===== Task inputs =====
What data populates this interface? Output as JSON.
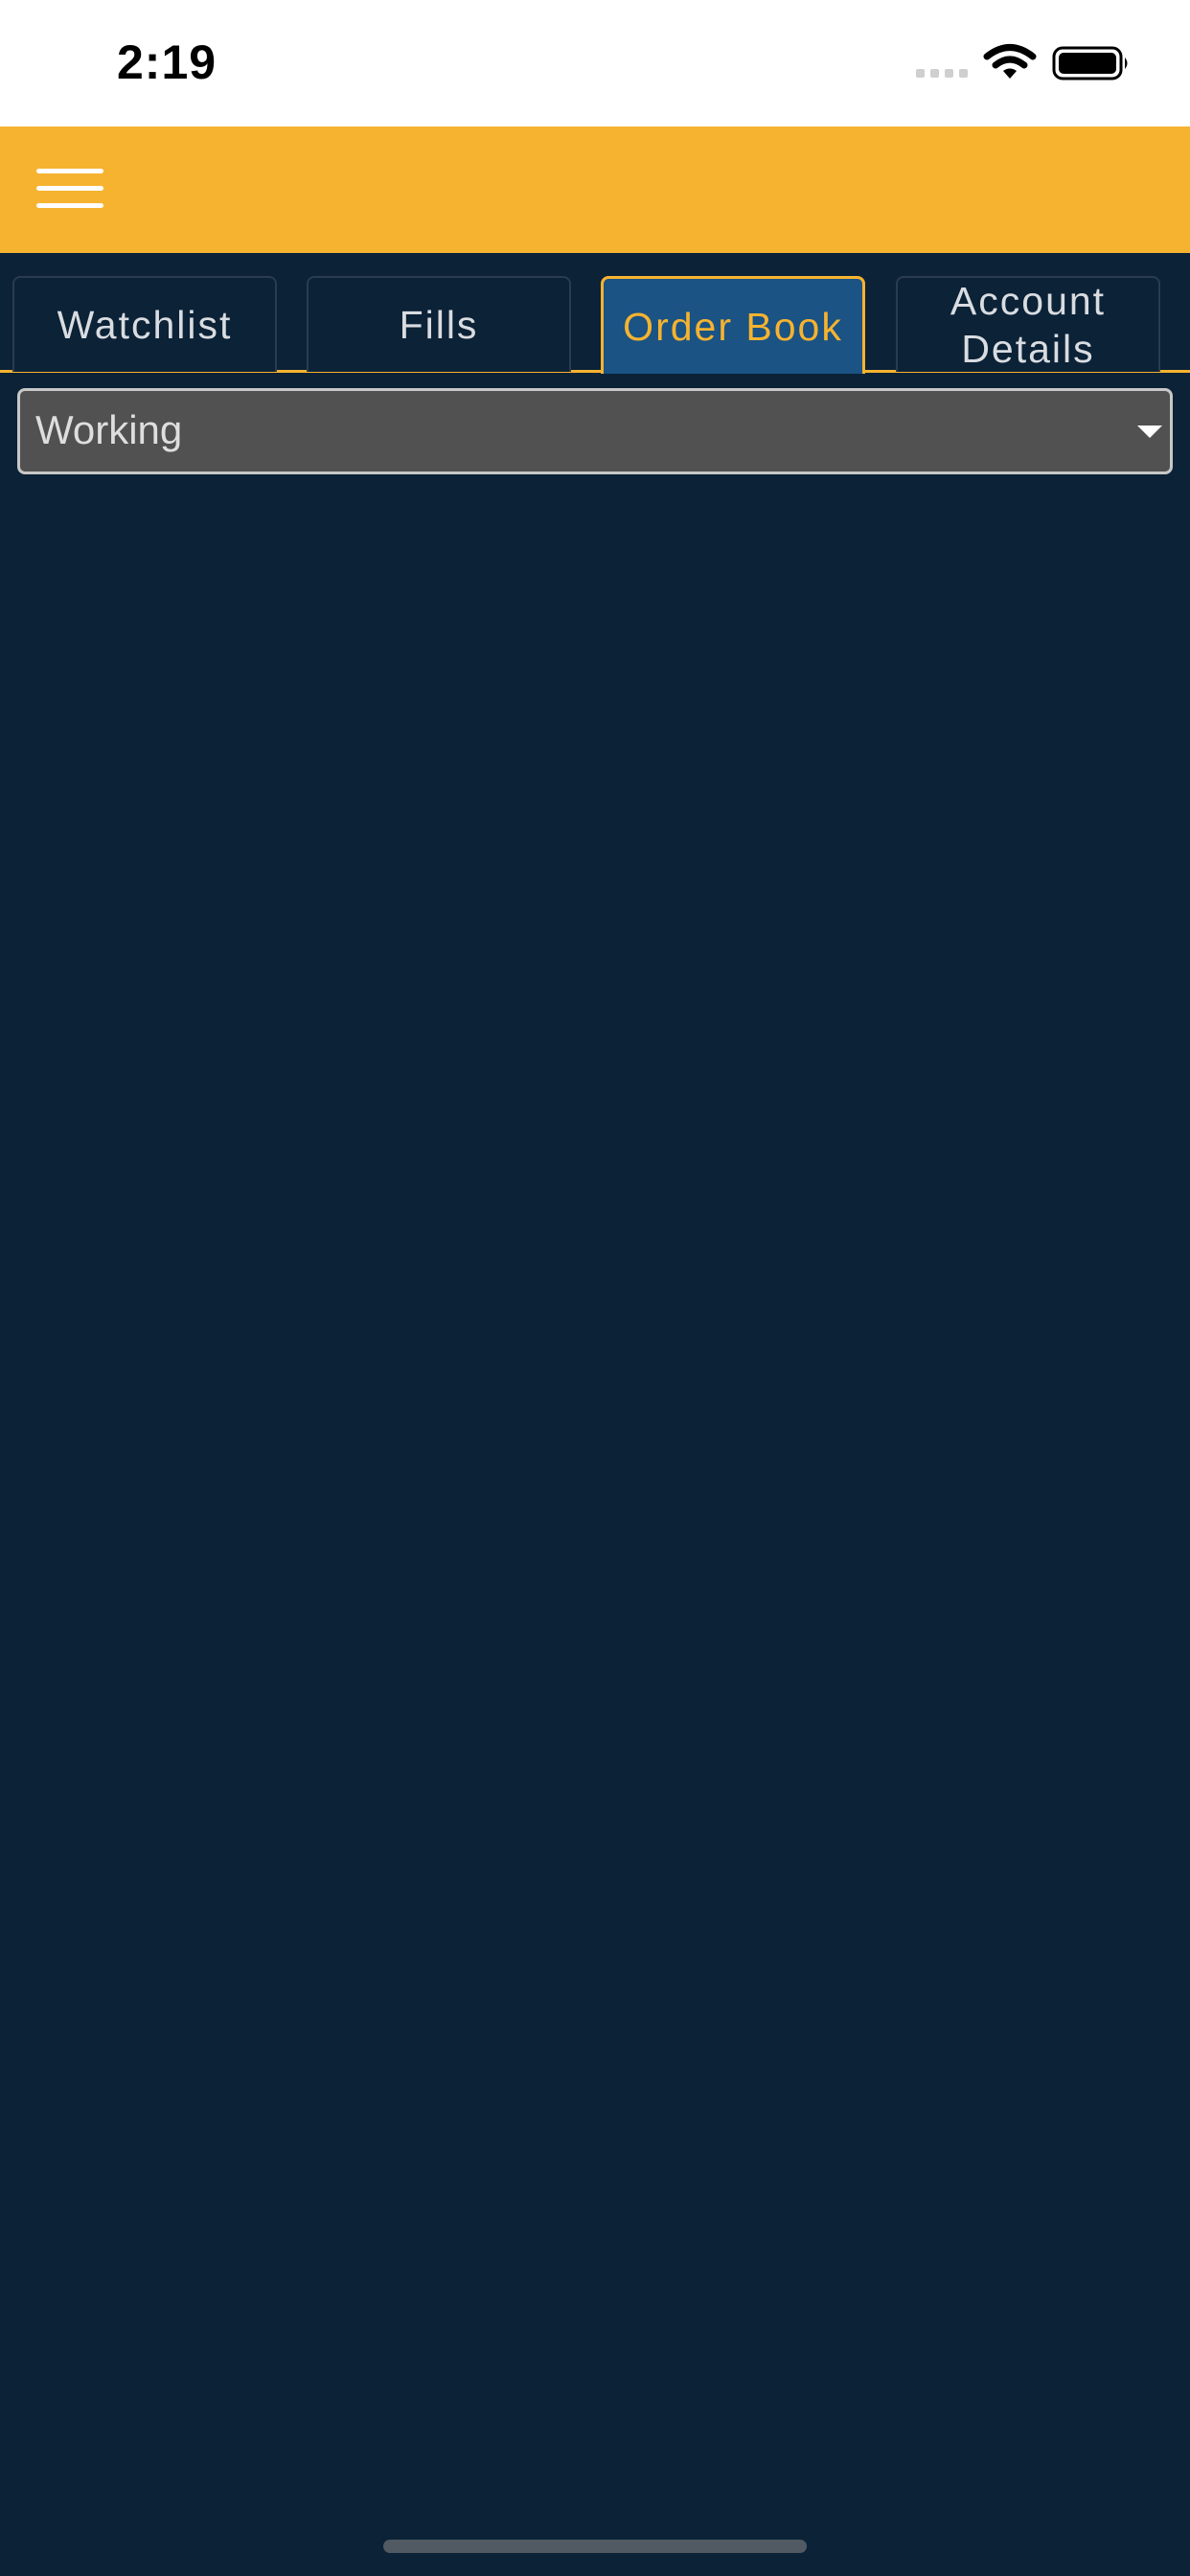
{
  "status_bar": {
    "time": "2:19"
  },
  "tabs": [
    {
      "label": "Watchlist"
    },
    {
      "label": "Fills"
    },
    {
      "label": "Order Book"
    },
    {
      "label": "Account Details"
    }
  ],
  "filter": {
    "selected": "Working"
  },
  "icons": {
    "menu": "hamburger-menu-icon",
    "wifi": "wifi-icon",
    "battery": "battery-icon",
    "dropdown": "chevron-down-icon"
  },
  "colors": {
    "header": "#f6b330",
    "background": "#0b2237",
    "active_tab": "#1a5384",
    "accent": "#f6b330",
    "dropdown": "#515151"
  }
}
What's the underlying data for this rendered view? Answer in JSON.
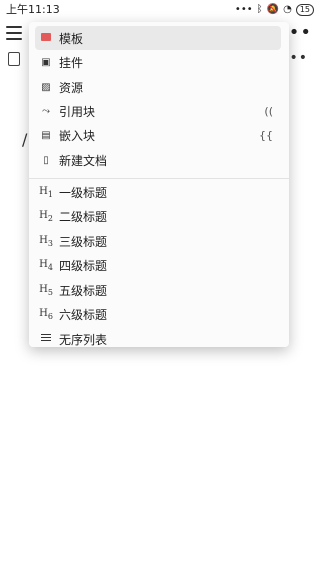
{
  "status_bar": {
    "time": "上午11:13",
    "battery": "15"
  },
  "menu": {
    "items": [
      {
        "label": "模板",
        "icon": "template-icon",
        "hint": ""
      },
      {
        "label": "挂件",
        "icon": "widget-icon",
        "hint": ""
      },
      {
        "label": "资源",
        "icon": "image-icon",
        "hint": ""
      },
      {
        "label": "引用块",
        "icon": "ref-icon",
        "hint": "(("
      },
      {
        "label": "嵌入块",
        "icon": "embed-icon",
        "hint": "{{"
      },
      {
        "label": "新建文档",
        "icon": "doc-icon",
        "hint": ""
      }
    ],
    "headings": [
      {
        "label": "一级标题",
        "n": "1"
      },
      {
        "label": "二级标题",
        "n": "2"
      },
      {
        "label": "三级标题",
        "n": "3"
      },
      {
        "label": "四级标题",
        "n": "4"
      },
      {
        "label": "五级标题",
        "n": "5"
      },
      {
        "label": "六级标题",
        "n": "6"
      }
    ],
    "list": {
      "label": "无序列表"
    }
  },
  "editor": {
    "slash": "/"
  }
}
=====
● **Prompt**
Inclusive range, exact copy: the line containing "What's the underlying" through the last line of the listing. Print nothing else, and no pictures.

● **Result of this exercise**
What's the underlying data for this rendered view? Answer in JSON.
{
  "status_bar": {
    "time": "上午11:13",
    "battery": "15"
  },
  "menu": {
    "items": [
      {
        "label": "模板",
        "icon": "template-icon",
        "hint": ""
      },
      {
        "label": "挂件",
        "icon": "widget-icon",
        "hint": ""
      },
      {
        "label": "资源",
        "icon": "image-icon",
        "hint": ""
      },
      {
        "label": "引用块",
        "icon": "ref-icon",
        "hint": "(("
      },
      {
        "label": "嵌入块",
        "icon": "embed-icon",
        "hint": "{{"
      },
      {
        "label": "新建文档",
        "icon": "doc-icon",
        "hint": ""
      }
    ],
    "headings": [
      {
        "label": "一级标题",
        "n": "1"
      },
      {
        "label": "二级标题",
        "n": "2"
      },
      {
        "label": "三级标题",
        "n": "3"
      },
      {
        "label": "四级标题",
        "n": "4"
      },
      {
        "label": "五级标题",
        "n": "5"
      },
      {
        "label": "六级标题",
        "n": "6"
      }
    ],
    "list": {
      "label": "无序列表"
    }
  },
  "editor": {
    "slash": "/"
  }
}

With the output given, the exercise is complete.